TASK ITEM → Across the entries below, work out how many lines contain "true". Please give the number only.

(Dataset rows describing interfaces)
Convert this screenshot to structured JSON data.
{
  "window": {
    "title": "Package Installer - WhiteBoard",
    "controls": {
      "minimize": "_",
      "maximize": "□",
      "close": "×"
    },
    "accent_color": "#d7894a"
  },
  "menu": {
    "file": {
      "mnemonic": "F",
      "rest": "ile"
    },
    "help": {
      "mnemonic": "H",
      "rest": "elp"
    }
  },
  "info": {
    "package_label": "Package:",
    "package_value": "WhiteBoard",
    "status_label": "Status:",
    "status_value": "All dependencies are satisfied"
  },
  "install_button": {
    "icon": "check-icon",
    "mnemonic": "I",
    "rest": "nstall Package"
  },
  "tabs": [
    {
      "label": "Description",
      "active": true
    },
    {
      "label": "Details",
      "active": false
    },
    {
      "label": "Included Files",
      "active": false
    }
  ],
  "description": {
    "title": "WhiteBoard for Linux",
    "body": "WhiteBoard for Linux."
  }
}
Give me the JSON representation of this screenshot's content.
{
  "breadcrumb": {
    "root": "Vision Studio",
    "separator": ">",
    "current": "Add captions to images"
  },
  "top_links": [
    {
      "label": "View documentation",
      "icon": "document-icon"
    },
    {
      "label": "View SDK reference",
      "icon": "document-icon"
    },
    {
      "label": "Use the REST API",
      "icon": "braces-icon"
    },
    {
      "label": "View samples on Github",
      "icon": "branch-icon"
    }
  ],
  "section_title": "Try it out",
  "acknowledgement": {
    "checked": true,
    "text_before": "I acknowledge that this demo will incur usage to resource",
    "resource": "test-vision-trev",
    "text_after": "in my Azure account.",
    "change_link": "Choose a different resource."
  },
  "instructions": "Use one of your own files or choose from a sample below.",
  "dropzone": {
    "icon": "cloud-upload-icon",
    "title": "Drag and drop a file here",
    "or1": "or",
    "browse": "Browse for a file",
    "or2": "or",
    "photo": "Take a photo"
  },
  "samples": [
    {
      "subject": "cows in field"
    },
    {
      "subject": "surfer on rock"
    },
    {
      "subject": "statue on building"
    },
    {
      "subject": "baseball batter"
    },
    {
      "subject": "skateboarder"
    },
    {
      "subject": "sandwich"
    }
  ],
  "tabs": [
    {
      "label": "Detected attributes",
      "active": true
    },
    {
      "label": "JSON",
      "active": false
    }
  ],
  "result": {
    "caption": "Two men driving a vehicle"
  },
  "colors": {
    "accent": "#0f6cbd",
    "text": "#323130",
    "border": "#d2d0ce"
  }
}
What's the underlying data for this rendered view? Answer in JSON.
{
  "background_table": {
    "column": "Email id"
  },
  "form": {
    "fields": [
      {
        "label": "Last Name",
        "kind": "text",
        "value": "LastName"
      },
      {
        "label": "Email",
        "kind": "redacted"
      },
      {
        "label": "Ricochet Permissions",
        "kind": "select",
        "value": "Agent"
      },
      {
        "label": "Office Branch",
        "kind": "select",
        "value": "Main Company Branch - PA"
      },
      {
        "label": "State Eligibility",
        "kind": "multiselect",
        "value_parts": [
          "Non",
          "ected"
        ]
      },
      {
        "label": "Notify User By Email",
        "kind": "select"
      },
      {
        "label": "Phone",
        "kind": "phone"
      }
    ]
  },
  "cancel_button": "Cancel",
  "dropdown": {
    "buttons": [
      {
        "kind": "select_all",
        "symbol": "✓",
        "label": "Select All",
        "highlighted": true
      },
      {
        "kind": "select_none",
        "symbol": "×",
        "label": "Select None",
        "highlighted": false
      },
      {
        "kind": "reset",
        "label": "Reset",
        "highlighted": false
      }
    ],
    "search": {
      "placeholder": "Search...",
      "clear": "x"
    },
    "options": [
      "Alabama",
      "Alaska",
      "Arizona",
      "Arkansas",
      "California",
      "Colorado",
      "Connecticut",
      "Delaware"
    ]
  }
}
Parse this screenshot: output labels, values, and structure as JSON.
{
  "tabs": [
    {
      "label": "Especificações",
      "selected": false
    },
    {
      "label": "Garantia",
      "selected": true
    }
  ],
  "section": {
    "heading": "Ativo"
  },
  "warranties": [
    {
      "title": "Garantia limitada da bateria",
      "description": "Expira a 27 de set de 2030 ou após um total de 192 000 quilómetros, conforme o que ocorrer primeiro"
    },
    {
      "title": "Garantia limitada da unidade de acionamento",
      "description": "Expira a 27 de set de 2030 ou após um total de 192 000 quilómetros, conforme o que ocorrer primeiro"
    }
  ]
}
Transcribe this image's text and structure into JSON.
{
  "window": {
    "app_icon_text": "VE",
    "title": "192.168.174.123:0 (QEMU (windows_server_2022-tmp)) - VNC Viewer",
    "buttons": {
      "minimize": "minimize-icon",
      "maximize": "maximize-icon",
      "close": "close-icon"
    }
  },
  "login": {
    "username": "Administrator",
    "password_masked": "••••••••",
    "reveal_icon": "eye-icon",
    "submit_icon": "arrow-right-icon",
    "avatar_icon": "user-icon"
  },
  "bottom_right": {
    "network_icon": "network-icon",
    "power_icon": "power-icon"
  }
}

ANSWER BOX → 5